About Agua Fria National Monument

Roughly 50 miles north of Phoenix and home to semi-desert grasslands, deep canyons and rich riparian areas, the Agua Fria National Monument also offers one of the most significant systems of late prehistoric sites in the American Southwest. Between A.D. 1250 and 1450, the region’s pueblo communities were populated by as many as 3,000 people. Agua Fria’s ancient sites—numbering over 400—offer insights into the lives of those who long ago inhabited this part of the desert Southwest.

Desert wildlife such as javelina, coyotes, bobcats, and pronghorn can be spotted in the Monument; longfin dace, speckled dace, Gila mountain suckers, and Gila chub swim in Agua Fria’s waters while hawks and eagles sail above its riparian corridors.

Cultural and Historic Resources

Pueblo La Plata, Badger Springs Wash, and the Agua Fria River reveal evidence of an ancient people with the remains of huge 100-room pueblos and vivid petroglyph panels. The Perry Mesa Tradition, a hunter-gatherer society of 2,000 years ago, left their legacy in Agua Fria in the form of at least 450 archaeological sites. The largest of these ancients settlements, the Pueblo la Plata, offers a view of the Agua Fria River from within its massive stonewalled buildings.

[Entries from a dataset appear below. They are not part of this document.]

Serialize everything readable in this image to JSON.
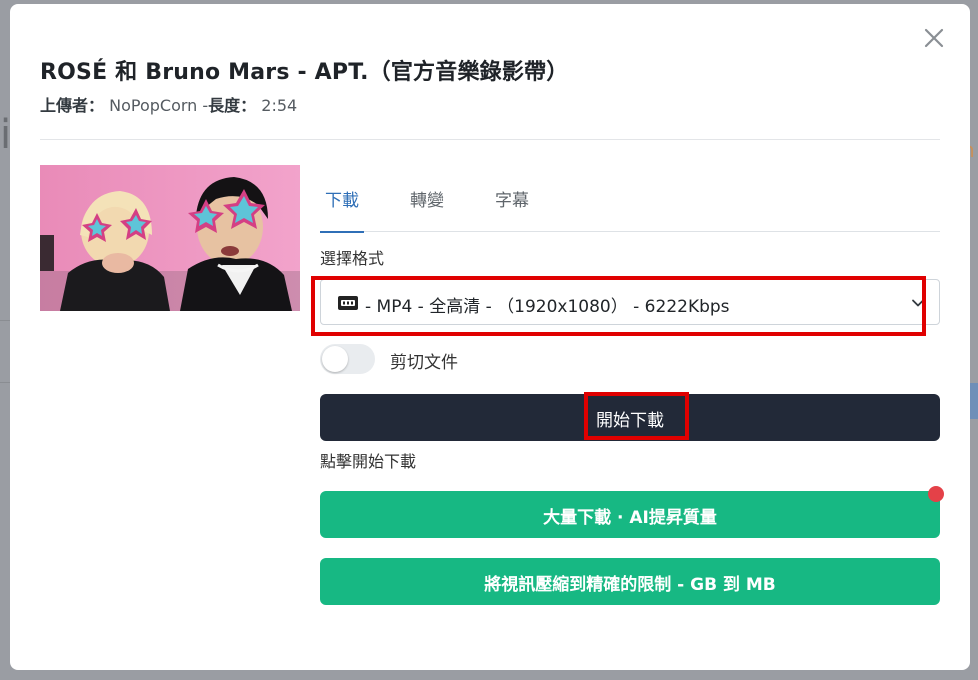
{
  "colors": {
    "overlay": "#9a9da3",
    "tab_active": "#2f6fb7",
    "primary_dark": "#222938",
    "action_green": "#17b883",
    "highlight_red": "#e00000",
    "notification_dot": "#e44148"
  },
  "modal": {
    "title": "ROSÉ 和 Bruno Mars - APT.（官方音樂錄影帶）",
    "uploader_label": "上傳者：",
    "uploader": "NoPopCorn",
    "separator": " -",
    "duration_label": "長度：",
    "duration": "2:54",
    "close_icon": "close-icon"
  },
  "tabs": [
    {
      "label": "下載",
      "active": true
    },
    {
      "label": "轉變",
      "active": false
    },
    {
      "label": "字幕",
      "active": false
    }
  ],
  "format": {
    "label": "選擇格式",
    "icon": "video-file-icon",
    "selected": " - MP4 - 全高清 - （1920x1080） - 6222Kbps"
  },
  "trim": {
    "label": "剪切文件",
    "on": false
  },
  "download": {
    "button_label": "開始下載",
    "hint": "點擊開始下載"
  },
  "actions": {
    "bulk_label": "大量下載 · AI提昇質量",
    "compress_label": "將視訊壓縮到精確的限制 - GB 到 MB"
  }
}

There is lots to see and do within the Agua Fria National Monument, depending on the season. Hiking, viewing cultural sites, wildlife viewing, birdwatching, hunting (big-game and upland game-bird), scenic drives, and four-wheel driving (off-road travel is not allowed) are just a sampling of activities visitors can enjoy.

There are no facilities within the monument. Undeveloped areas are available for camping with a 14 day limit. Local campgrounds and motels, along with grocery stores and gas stations, are located in the adjacent communities of Black Canyon City and Cordes Lakes.